→ TRY IT:
Where a line below holds the string "title", count it; then give the total without any other words.
═══ MATERIAL PROVIDED
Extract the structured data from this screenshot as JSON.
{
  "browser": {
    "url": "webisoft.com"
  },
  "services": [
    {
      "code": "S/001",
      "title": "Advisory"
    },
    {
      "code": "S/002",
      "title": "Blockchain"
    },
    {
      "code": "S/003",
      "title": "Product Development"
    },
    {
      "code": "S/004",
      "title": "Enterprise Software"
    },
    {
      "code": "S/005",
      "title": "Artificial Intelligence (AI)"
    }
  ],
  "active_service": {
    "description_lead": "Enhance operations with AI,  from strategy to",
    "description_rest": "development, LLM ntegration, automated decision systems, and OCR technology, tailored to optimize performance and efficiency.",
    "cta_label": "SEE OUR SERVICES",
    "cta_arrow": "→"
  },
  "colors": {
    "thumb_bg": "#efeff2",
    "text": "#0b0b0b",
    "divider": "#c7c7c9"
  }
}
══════
→ WRITTEN REPLY:
5